Admittedly, I had fun dancing with veil at Naia's direction in our duet. I spent the next year trying to analyze why I struggled so much. What was making veil my least favorite prop all of these years? Most bellydancers fall in love with veil from the moment they touch one. Why have I been the only one who kind of hated it?
Back in the pain days. I may look happy but I'm not.
To answer this question I have to go back to the summer before our duet. I have been sitting at a desk for a living for over a decade. My hip flexors, hamstrings, and calves are so tight that many of the common dance stretches (pigeon, kneeling hip flexor lunge, etc.) were almost impossible for me. I relied heavily on forward bends and triangle poses that, while good for flexibility, were not addressing the right areas of my body.
That summer, I was introduced to the simplest of standing hip flexor lunges at a workshop with Ava Flemming. Doing this particular stretch (feet forward, heels down,) created a much different feeling than the other stretches. Just by turning my feet forward and tucking my pelvis created a painful yet blissful feeling from my low back, through the front of my pelvis, and all the way down and around to the back of my knee. Stiff muscles and joints...understatement. Initially, my lunge was quite shallow. I started doing it daily. I would fit it in here and there. Waiting on the microwave, before bed, before and after dance practice, in the checkout. I made this lunge a part of my daily being. Even if I could only hold it for just 5 seconds per side once a day.
Now, my lunge is much deeper. I have also added a side stretch leaning away from the outstretched leg creating a deeper stretch. I am slowly undoing the default fetal position my body has curled into over the years of sitting at a computer. My lower back feels better. My posture is improved.
So I thought what can I do to help me get the veil over my head without flinging it and grimacing? I took a cue from my hip flexor stretches and started looking for ways to open my chest and shoulders. And again, I found the simplest stretch made the most impact. I picked up my veil in earnest and started working on my flexibility. Everyday for a week I held my veil in both hands and did very slow shoulder rotations stretching my chest and lubricating my shoulder joints. That's it. No music. No dancing. Over the next few weeks I added in a few basic veil turns or tosses after stretching, but just a few. If I felt pain, strain, or fatigue I stopped and put the veil aside. My practice consisted of barely 5 minute spurts of stretching and arm work.
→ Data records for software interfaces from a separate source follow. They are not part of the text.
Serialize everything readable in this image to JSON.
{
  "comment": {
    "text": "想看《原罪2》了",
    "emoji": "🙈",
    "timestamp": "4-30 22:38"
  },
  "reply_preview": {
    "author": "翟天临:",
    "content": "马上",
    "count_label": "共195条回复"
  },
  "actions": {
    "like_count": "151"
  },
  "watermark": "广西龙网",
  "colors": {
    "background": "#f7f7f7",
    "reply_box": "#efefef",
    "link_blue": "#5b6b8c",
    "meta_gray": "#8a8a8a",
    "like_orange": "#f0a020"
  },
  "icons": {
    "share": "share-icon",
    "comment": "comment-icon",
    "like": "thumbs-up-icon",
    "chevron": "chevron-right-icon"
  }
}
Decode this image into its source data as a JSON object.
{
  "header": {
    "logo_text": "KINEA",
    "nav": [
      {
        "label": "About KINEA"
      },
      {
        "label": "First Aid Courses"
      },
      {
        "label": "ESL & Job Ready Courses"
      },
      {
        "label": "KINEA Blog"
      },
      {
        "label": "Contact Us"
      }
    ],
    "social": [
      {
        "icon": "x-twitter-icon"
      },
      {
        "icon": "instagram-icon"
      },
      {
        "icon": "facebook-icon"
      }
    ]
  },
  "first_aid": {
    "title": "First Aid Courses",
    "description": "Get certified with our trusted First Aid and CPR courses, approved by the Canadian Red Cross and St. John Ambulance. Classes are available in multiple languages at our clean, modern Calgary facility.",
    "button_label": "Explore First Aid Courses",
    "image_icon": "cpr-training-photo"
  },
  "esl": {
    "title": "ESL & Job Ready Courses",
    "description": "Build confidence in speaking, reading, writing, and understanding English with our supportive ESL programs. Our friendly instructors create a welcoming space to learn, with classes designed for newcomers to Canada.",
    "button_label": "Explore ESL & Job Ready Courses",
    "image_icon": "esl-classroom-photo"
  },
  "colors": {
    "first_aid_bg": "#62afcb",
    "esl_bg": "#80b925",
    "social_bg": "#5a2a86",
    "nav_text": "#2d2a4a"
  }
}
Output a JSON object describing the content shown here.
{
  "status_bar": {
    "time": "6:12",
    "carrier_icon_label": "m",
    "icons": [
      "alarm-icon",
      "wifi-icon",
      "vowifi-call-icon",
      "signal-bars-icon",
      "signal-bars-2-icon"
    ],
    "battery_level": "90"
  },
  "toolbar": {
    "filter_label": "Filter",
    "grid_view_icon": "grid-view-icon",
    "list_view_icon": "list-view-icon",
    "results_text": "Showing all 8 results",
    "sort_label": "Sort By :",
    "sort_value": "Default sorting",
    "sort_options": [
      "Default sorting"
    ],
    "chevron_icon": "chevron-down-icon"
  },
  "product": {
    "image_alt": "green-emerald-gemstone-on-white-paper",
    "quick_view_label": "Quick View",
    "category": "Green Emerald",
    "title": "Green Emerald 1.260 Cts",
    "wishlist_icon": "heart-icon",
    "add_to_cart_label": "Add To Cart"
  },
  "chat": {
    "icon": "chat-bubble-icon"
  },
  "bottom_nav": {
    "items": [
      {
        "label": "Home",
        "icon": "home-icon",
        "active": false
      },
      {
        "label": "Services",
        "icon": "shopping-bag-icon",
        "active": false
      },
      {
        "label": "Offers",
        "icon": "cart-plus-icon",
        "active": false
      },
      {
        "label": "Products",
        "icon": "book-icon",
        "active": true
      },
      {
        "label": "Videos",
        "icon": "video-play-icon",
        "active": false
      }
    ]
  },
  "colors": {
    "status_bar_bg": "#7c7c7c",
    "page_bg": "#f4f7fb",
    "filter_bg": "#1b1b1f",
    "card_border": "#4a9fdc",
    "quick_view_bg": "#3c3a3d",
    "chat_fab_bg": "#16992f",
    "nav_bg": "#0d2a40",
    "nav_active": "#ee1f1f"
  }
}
These baby steps made a huge difference. My flexibility has improved enough with proper stretching that I began learning a beginner veil choreography from a DVD. I work with the DVD at least once a week, sometimes more. Sometimes I work for 5 minutes, sometimes as much as 30 minutes, but only as much as my body can handle and no more. And despite my lack of experience performing with veil, I have picked up quite a veil vocabulary through workshops and choreography classes over the years. The DVD is giving me a structured practice for the technique I already know which I can follow at my own pace instead of being at the studio going the class' pace.
After 14 years of avoidance, (particularly after I had concluded veil is the devil,) the veil and I have made friends. Being a beginner at veil is pretty actually pretty awesome. I am getting much satisfaction out of the tiniest accomplishments. I learned how to get in and out of an "envelope" without getting my head caught...most of the time. With each successful "envelope" it is like opening a present and finding me inside. Surprise! That was me under the veil the whole time.